* _RECORDS SUPPLIED_:
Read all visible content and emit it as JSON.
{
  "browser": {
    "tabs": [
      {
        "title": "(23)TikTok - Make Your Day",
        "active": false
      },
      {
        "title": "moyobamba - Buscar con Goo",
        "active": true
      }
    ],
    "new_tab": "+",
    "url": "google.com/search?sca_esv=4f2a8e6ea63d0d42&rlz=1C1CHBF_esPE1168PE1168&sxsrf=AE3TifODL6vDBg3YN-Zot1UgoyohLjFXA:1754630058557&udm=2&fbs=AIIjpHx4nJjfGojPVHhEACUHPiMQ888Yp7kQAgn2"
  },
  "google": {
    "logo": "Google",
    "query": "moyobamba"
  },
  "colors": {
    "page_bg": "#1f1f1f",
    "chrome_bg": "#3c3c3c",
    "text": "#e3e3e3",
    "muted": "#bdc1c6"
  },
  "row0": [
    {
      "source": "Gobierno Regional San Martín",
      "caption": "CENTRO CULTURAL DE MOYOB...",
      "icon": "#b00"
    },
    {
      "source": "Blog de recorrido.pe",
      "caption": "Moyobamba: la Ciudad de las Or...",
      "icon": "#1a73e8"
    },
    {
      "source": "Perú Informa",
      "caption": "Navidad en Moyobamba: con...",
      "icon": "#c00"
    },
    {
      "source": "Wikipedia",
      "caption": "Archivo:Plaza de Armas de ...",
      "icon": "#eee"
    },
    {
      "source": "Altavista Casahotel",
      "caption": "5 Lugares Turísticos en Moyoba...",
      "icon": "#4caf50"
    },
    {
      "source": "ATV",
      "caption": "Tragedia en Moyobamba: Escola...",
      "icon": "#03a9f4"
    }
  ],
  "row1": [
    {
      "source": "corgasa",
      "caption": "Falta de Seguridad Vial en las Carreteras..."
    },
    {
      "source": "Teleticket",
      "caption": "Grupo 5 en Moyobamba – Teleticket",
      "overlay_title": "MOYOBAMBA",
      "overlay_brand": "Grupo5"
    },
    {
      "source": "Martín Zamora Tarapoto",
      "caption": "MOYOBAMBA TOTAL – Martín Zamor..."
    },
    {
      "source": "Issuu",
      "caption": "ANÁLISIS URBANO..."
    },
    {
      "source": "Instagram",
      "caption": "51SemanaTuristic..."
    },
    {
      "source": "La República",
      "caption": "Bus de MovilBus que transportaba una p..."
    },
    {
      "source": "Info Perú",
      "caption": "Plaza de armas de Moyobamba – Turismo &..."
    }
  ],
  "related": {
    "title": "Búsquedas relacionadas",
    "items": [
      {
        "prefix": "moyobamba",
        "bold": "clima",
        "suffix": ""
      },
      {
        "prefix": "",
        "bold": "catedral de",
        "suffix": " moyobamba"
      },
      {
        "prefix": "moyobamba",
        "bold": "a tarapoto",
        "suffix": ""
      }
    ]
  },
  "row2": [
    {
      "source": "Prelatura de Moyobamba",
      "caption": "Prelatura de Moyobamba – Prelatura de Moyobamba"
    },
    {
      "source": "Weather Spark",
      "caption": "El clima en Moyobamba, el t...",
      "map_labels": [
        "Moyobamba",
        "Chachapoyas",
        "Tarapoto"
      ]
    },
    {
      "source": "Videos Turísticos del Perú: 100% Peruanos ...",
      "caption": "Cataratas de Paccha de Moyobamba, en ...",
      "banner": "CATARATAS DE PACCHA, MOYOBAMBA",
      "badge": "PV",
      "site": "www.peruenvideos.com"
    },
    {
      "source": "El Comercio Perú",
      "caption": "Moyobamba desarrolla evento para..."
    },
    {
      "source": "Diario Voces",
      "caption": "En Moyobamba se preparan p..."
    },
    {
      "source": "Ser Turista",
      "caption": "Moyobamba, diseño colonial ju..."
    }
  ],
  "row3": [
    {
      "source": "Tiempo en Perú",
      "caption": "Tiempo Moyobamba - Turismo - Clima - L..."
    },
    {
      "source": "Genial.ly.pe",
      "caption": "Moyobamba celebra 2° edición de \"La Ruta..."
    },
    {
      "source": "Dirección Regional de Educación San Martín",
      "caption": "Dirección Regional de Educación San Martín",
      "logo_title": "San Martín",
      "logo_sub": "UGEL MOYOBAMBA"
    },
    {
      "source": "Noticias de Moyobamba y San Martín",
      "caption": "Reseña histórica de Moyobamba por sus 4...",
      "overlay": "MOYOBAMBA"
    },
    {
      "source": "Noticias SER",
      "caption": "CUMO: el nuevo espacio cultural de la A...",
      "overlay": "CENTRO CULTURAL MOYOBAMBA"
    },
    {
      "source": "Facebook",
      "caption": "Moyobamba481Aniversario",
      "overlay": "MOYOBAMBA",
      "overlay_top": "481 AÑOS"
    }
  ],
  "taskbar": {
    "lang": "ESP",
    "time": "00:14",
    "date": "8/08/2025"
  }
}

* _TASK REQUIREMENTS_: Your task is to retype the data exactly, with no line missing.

* _RESPONSE TO THE EXERCISE_:
Read all visible content and emit it as JSON.
{
  "browser": {
    "tabs": [
      {
        "title": "(23)TikTok - Make Your Day",
        "active": false
      },
      {
        "title": "moyobamba - Buscar con Goo",
        "active": true
      }
    ],
    "new_tab": "+",
    "url": "google.com/search?sca_esv=4f2a8e6ea63d0d42&rlz=1C1CHBF_esPE1168PE1168&sxsrf=AE3TifODL6vDBg3YN-Zot1UgoyohLjFXA:1754630058557&udm=2&fbs=AIIjpHx4nJjfGojPVHhEACUHPiMQ888Yp7kQAgn2"
  },
  "google": {
    "logo": "Google",
    "query": "moyobamba"
  },
  "colors": {
    "page_bg": "#1f1f1f",
    "chrome_bg": "#3c3c3c",
    "text": "#e3e3e3",
    "muted": "#bdc1c6"
  },
  "row0": [
    {
      "source": "Gobierno Regional San Martín",
      "caption": "CENTRO CULTURAL DE MOYOB...",
      "icon": "#b00"
    },
    {
      "source": "Blog de recorrido.pe",
      "caption": "Moyobamba: la Ciudad de las Or...",
      "icon": "#1a73e8"
    },
    {
      "source": "Perú Informa",
      "caption": "Navidad en Moyobamba: con...",
      "icon": "#c00"
    },
    {
      "source": "Wikipedia",
      "caption": "Archivo:Plaza de Armas de ...",
      "icon": "#eee"
    },
    {
      "source": "Altavista Casahotel",
      "caption": "5 Lugares Turísticos en Moyoba...",
      "icon": "#4caf50"
    },
    {
      "source": "ATV",
      "caption": "Tragedia en Moyobamba: Escola...",
      "icon": "#03a9f4"
    }
  ],
  "row1": [
    {
      "source": "corgasa",
      "caption": "Falta de Seguridad Vial en las Carreteras..."
    },
    {
      "source": "Teleticket",
      "caption": "Grupo 5 en Moyobamba – Teleticket",
      "overlay_title": "MOYOBAMBA",
      "overlay_brand": "Grupo5"
    },
    {
      "source": "Martín Zamora Tarapoto",
      "caption": "MOYOBAMBA TOTAL – Martín Zamor..."
    },
    {
      "source": "Issuu",
      "caption": "ANÁLISIS URBANO..."
    },
    {
      "source": "Instagram",
      "caption": "51SemanaTuristic..."
    },
    {
      "source": "La República",
      "caption": "Bus de MovilBus que transportaba una p..."
    },
    {
      "source": "Info Perú",
      "caption": "Plaza de armas de Moyobamba – Turismo &..."
    }
  ],
  "related": {
    "title": "Búsquedas relacionadas",
    "items": [
      {
        "prefix": "moyobamba",
        "bold": "clima",
        "suffix": ""
      },
      {
        "prefix": "",
        "bold": "catedral de",
        "suffix": " moyobamba"
      },
      {
        "prefix": "moyobamba",
        "bold": "a tarapoto",
        "suffix": ""
      }
    ]
  },
  "row2": [
    {
      "source": "Prelatura de Moyobamba",
      "caption": "Prelatura de Moyobamba – Prelatura de Moyobamba"
    },
    {
      "source": "Weather Spark",
      "caption": "El clima en Moyobamba, el t...",
      "map_labels": [
        "Moyobamba",
        "Chachapoyas",
        "Tarapoto"
      ]
    },
    {
      "source": "Videos Turísticos del Perú: 100% Peruanos ...",
      "caption": "Cataratas de Paccha de Moyobamba, en ...",
      "banner": "CATARATAS DE PACCHA, MOYOBAMBA",
      "badge": "PV",
      "site": "www.peruenvideos.com"
    },
    {
      "source": "El Comercio Perú",
      "caption": "Moyobamba desarrolla evento para..."
    },
    {
      "source": "Diario Voces",
      "caption": "En Moyobamba se preparan p..."
    },
    {
      "source": "Ser Turista",
      "caption": "Moyobamba, diseño colonial ju..."
    }
  ],
  "row3": [
    {
      "source": "Tiempo en Perú",
      "caption": "Tiempo Moyobamba - Turismo - Clima - L..."
    },
    {
      "source": "Genial.ly.pe",
      "caption": "Moyobamba celebra 2° edición de \"La Ruta..."
    },
    {
      "source": "Dirección Regional de Educación San Martín",
      "caption": "Dirección Regional de Educación San Martín",
      "logo_title": "San Martín",
      "logo_sub": "UGEL MOYOBAMBA"
    },
    {
      "source": "Noticias de Moyobamba y San Martín",
      "caption": "Reseña histórica de Moyobamba por sus 4...",
      "overlay": "MOYOBAMBA"
    },
    {
      "source": "Noticias SER",
      "caption": "CUMO: el nuevo espacio cultural de la A...",
      "overlay": "CENTRO CULTURAL MOYOBAMBA"
    },
    {
      "source": "Facebook",
      "caption": "Moyobamba481Aniversario",
      "overlay": "MOYOBAMBA",
      "overlay_top": "481 AÑOS"
    }
  ],
  "taskbar": {
    "lang": "ESP",
    "time": "00:14",
    "date": "8/08/2025"
  }
}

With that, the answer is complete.